By using the “Turn Into Page” feature mentioned earlier to create daily notes within a database, you can seamlessly create database items while automatically adding backlinks from the daily page to the respective database item.

This way, you can easily reference your daily notes when working on specific items throughout the day, gaining more context and maintaining a clear connection between related information.

To enhance the backlinks functionality in Notion, you can utilize a Chrome extension called “Evergreen Notes for Notion

Untitled 2

This extension adds a sidebar within Notion that displays backlinks, relations, and references to the current page.

It provides a convenient way to explore the contextual links you’ve created, offering a significant portion of the backlink-related features found in tools like Roam Research or Tana.

Closing thoughts

👉 My inputs: The main issue in Notion is deciding where to put content. However, with Tana, you can easily create and tag content to organize it in various ways. To solve this problem in Notion, you can use a structured framework like Core System, which operates within Notion. By using a system like this, you can enjoy Tana-like features while still utilizing Notion’s powerful capabilities.

To wrap up, using Notion like Tana is possible with a bit of thinking and experimentation. While Tana may have some alluring features, it’s essential to recognize the strengths and versatility of Notion that we often take for granted. Before succumbing to the shiny object syndrome, remember that the grass isn’t always greener on the other side.

Notion is continually evolving, and with a few updates to its backlinks, turn into page feature, and search functionality, it can close the gaps with Tana when it comes to functionalities.

On the other hand, Tana has a long way to go to catch up with Notion.

For many users, there’s no solid reason to migrate their entire workflow to Tana.

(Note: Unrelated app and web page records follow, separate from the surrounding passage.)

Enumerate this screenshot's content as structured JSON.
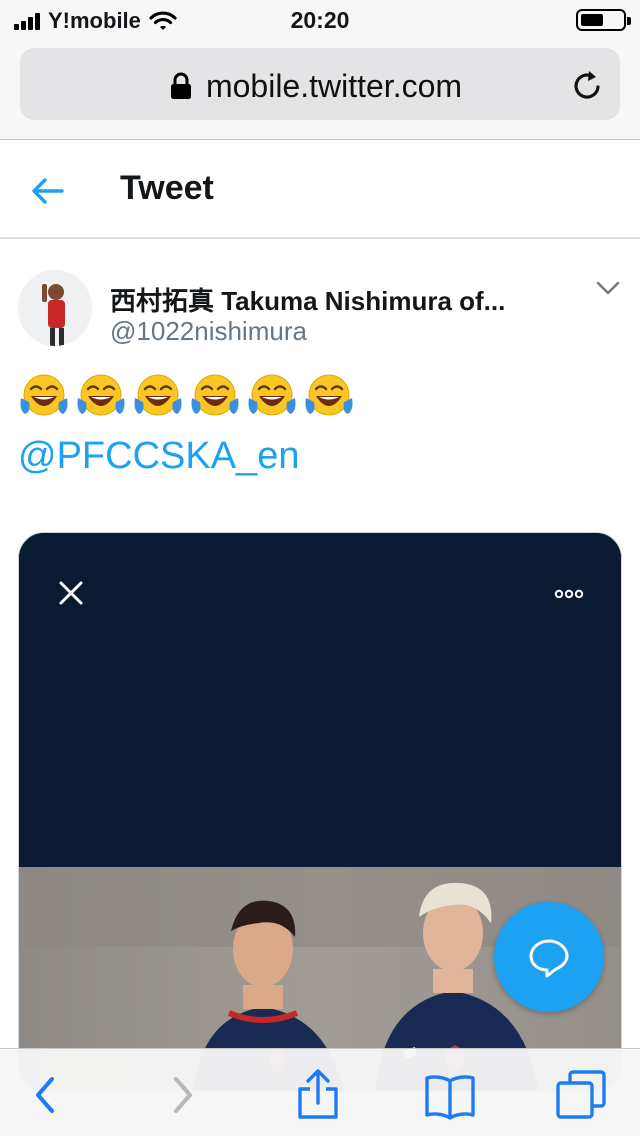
{
  "status_bar": {
    "carrier": "Y!mobile",
    "time": "20:20"
  },
  "browser": {
    "url": "mobile.twitter.com"
  },
  "header": {
    "title": "Tweet"
  },
  "tweet": {
    "author_name": "西村拓真 Takuma Nishimura of...",
    "author_handle": "@1022nishimura",
    "emojis": [
      "😂",
      "😂",
      "😂",
      "😂",
      "😂",
      "😂"
    ],
    "mention": "@PFCCSKA_en"
  },
  "colors": {
    "accent": "#1da1f2",
    "media_background": "#0b1a33",
    "handle_gray": "#657786"
  },
  "icons": {
    "status": [
      "signal-icon",
      "wifi-icon",
      "battery-icon"
    ],
    "browser": [
      "lock-icon",
      "reload-icon"
    ],
    "header": [
      "back-arrow-icon"
    ],
    "media": [
      "close-icon",
      "more-icon"
    ],
    "fab": [
      "reply-bubble-icon"
    ],
    "toolbar": [
      "back-icon",
      "forward-icon",
      "share-icon",
      "bookmarks-icon",
      "tabs-icon"
    ]
  }
}
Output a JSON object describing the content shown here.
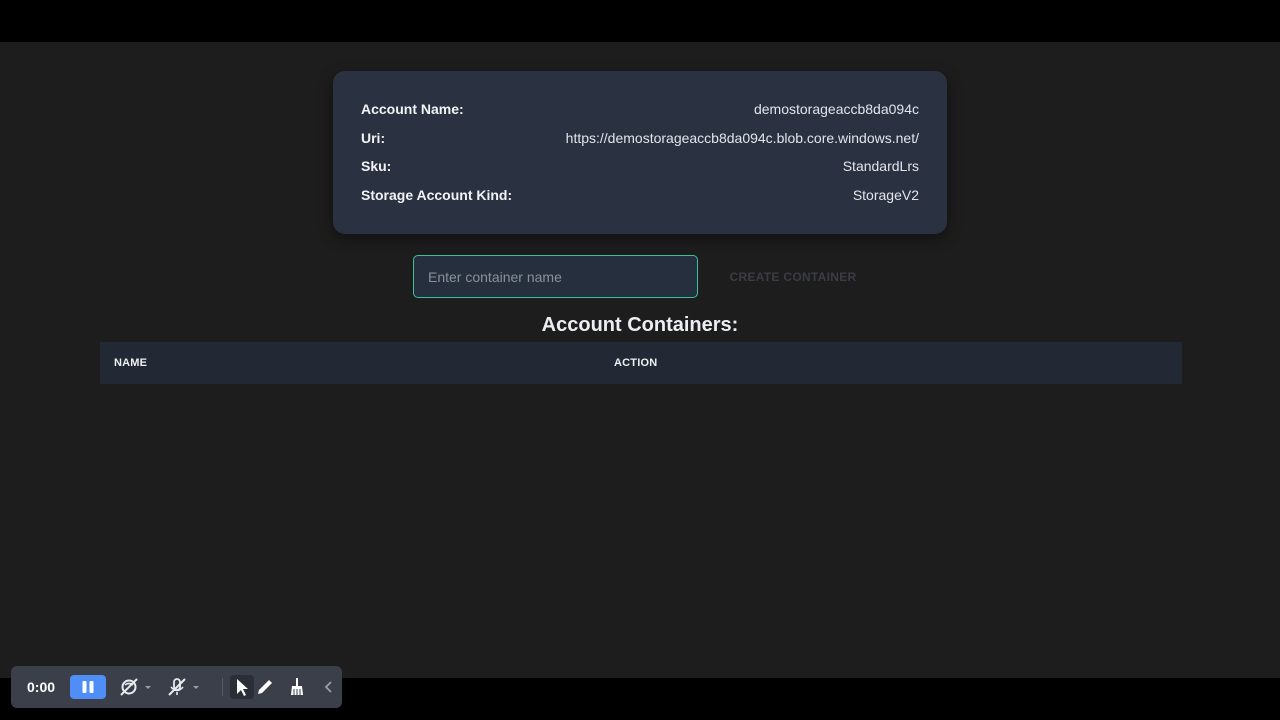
{
  "account": {
    "rows": [
      {
        "key": "Account Name:",
        "value": "demostorageaccb8da094c"
      },
      {
        "key": "Uri:",
        "value": "https://demostorageaccb8da094c.blob.core.windows.net/"
      },
      {
        "key": "Sku:",
        "value": "StandardLrs"
      },
      {
        "key": "Storage Account Kind:",
        "value": "StorageV2"
      }
    ]
  },
  "create": {
    "placeholder": "Enter container name",
    "value": "",
    "button_label": "CREATE CONTAINER"
  },
  "containers": {
    "title": "Account Containers:",
    "columns": [
      "NAME",
      "ACTION"
    ],
    "rows": []
  },
  "recorder": {
    "time": "0:00",
    "icons": [
      "pause-icon",
      "camera-off-icon",
      "mic-off-icon",
      "pointer-icon",
      "pen-icon",
      "broom-icon",
      "chevron-left-icon"
    ]
  },
  "colors": {
    "accent": "#4f8ef7",
    "input_border": "#3fbf9c",
    "card_bg": "#2a3140",
    "page_bg": "#1d1d1e"
  }
}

Instead, consider using Tana strategically alongside your existing Notion setup. By referring to the ideas presented in this blog post, you can combine the strengths of both apps and create a synergistic workflow that suits your needs.